● EXERCISE DIRECTIONS
Isolate every line in the data with the string "this" and copy it.

Start of RECORDS FOR THE TASK

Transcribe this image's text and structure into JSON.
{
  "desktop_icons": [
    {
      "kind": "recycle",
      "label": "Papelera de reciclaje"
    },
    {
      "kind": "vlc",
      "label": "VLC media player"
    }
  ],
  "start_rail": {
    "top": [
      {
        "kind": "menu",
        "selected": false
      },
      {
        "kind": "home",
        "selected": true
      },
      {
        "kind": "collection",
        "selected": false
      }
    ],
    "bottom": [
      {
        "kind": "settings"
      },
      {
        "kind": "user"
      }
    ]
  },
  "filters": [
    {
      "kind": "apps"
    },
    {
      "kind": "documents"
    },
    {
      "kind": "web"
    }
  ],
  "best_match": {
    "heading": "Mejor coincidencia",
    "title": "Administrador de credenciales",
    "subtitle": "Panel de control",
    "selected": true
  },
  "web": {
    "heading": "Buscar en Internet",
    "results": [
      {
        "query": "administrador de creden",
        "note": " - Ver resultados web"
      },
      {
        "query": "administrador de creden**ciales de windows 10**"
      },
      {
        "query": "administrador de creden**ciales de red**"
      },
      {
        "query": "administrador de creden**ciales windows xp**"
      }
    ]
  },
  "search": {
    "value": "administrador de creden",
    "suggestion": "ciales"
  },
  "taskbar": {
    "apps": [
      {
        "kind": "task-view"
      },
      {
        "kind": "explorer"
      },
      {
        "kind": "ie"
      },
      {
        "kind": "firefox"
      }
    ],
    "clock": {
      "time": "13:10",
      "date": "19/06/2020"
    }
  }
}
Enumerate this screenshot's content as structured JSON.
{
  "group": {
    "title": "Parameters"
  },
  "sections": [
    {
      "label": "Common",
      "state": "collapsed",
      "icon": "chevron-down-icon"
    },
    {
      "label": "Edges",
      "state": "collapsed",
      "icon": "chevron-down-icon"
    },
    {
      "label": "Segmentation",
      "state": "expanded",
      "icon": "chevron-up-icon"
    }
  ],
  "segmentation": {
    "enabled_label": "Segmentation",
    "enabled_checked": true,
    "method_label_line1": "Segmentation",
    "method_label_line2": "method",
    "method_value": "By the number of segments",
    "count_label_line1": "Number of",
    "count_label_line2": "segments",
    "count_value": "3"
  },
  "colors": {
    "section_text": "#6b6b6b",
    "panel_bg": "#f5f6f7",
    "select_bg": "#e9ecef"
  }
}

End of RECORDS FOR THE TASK

● TASK ANSWER
Transcribe this image's text and structure into JSON.
Enumerate this screenshot's content as structured JSON.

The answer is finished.